Closer still to the city centre stands the former premises of H.O. Persiehl, an office supplies firm that began in Hamburg and which was noted for the progressive employment policies of its eponymous founder. Designed by Alfred Bliemeister between 1957 and 1958, the building is entirely of glazed brick (where the visible face has been coated and fired to a sheen or even gloss finish) in two colours – ivory for the façades and deep vertical ribs, red for the spandrel panels. The modest rake of the end wall mirrors that of the pier below. A recessed top floor with railed terrace emphasises the depth of the cantilevered roof, which is pierced with circular light openings – horizontal portholes, as it were – whose German name Himmelklos translates as ‘sky loos’. Recent conversion to a Scientology church has been sympathetic; a clock face replaces the Persiehl logo in its projecting circular frame and the freestanding letters on the ground floor canopy replicate the position and style of those that once spelled out the company’s name.
This is one of many connections between present and past in Hamburg, connections that often share the constituents of water, fire and air. Nowhere in the city are these more intimately linked than in its modern commercial port, one of Europe’s largest. This is home to the usual container terminals, cruise liner berths and shipyards, including that of Blohm & Voss, which remains a major marine builder and repairer to this day and still occupies its 1911 main building, brick-built and with embryonic stepped gables. Next door is Airbus’s national headquarters and highly automated fuselage assembly line, the jet-powered airliners that emerge from it a clear inheritance of the inter-war inventiveness of Blohm & Voss and which are now test-flown and delivered from the same private airport that the shipbuilder once used. A recent runway extension is built on the rubble of the Fink II U-boat pens, erected during the war and explosively demolished by the British in subsequent years; remaining sections of wall can still be clearly seen from any passenger flight arriving in Hamburg. It seems a fitting aggregation for this elemental city.
Posted 29 April 2021 based on a few days in the city in 2018
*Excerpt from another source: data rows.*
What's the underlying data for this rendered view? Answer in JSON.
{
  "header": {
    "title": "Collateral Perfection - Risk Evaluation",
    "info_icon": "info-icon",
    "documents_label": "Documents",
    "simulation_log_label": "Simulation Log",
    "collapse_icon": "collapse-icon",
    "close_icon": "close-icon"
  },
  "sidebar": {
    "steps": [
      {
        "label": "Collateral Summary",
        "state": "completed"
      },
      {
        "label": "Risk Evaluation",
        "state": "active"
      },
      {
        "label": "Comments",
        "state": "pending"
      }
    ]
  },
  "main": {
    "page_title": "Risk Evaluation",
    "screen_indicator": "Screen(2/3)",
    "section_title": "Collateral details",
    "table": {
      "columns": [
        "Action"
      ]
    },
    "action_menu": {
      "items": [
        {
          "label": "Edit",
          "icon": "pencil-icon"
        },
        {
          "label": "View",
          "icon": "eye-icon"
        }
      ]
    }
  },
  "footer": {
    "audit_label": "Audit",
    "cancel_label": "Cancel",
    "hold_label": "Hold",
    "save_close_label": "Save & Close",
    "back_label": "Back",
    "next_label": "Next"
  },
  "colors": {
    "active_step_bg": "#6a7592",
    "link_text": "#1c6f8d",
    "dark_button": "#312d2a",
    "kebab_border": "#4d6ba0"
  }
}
A similar progression is seen here, in reversed order. On the right is Block B, from 1879 and by Bernhard Hanßen and Wilhelm Meerwein. Its design was echoed by Ulrich Arndt in 1984 when he added the top two floors to the block in the middle, which he then reclad completely in 2005. To its left is gmp’s 2016 extension, taking a different line but still one with shared heritage
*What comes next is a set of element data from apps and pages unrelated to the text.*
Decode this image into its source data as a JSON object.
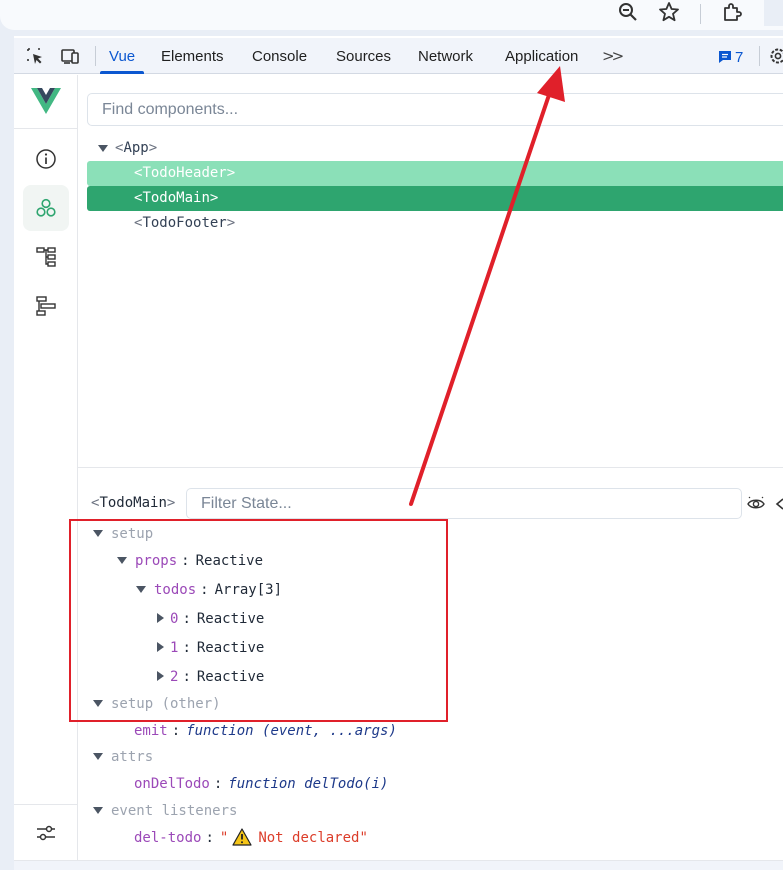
{
  "devtools": {
    "tabs": [
      "Vue",
      "Elements",
      "Console",
      "Sources",
      "Network",
      "Application"
    ],
    "active_tab": "Vue",
    "more_tabs": ">>",
    "issues_count": "7"
  },
  "components": {
    "search_placeholder": "Find components...",
    "tree": [
      {
        "name": "App",
        "state": "normal"
      },
      {
        "name": "TodoHeader",
        "state": "hover"
      },
      {
        "name": "TodoMain",
        "state": "selected"
      },
      {
        "name": "TodoFooter",
        "state": "normal"
      }
    ]
  },
  "inspector": {
    "component": "TodoMain",
    "filter_placeholder": "Filter State...",
    "setup_label": "setup",
    "props_key": "props",
    "props_value": "Reactive",
    "todos_key": "todos",
    "todos_value": "Array[3]",
    "items": [
      {
        "key": "0",
        "value": "Reactive"
      },
      {
        "key": "1",
        "value": "Reactive"
      },
      {
        "key": "2",
        "value": "Reactive"
      }
    ],
    "setup_other_label": "setup (other)",
    "emit_key": "emit",
    "emit_value": "function (event, ...args)",
    "attrs_label": "attrs",
    "ondeltodo_key": "onDelTodo",
    "ondeltodo_value": "function delTodo(i)",
    "listeners_label": "event listeners",
    "deltodo_key": "del-todo",
    "deltodo_quote_open": "\"",
    "deltodo_value": "Not declared",
    "deltodo_quote_close": "\""
  },
  "colors": {
    "accent_blue": "#0b57d0",
    "vue_green": "#42b883",
    "selected_row": "#2ea56f",
    "hover_row": "#8be0b8",
    "annotation_red": "#e0202a"
  },
  "icons": [
    "zoom-icon",
    "star-icon",
    "extensions-icon",
    "inspect-icon",
    "device-toggle-icon",
    "issues-icon",
    "settings-icon",
    "vue-logo",
    "info-icon",
    "components-icon",
    "tree-icon",
    "timeline-icon",
    "eye-icon",
    "settings-sliders-icon",
    "warning-icon"
  ]
}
The Chilehaus by Fritz Höger thrusts into the sky to its east, flagship of the clinker brick administrative office buildings north of the docks. Each is a different iteration of the same theme. Its flank, below is a dazzling display of craft and the manipulation of view
The majority of the Sprinkenhof was by Fritz Höger and Hans and Oskar Gerson. Its primary elevation of ‘stitched’ brick panels looks to the future in many ways
Otto Paradowski’s Kajen, 2-10 office block from 1955 actually completes the circle back to the original dockside warehouses, with its tightly defined elevation, gridded articulation and careful use of materials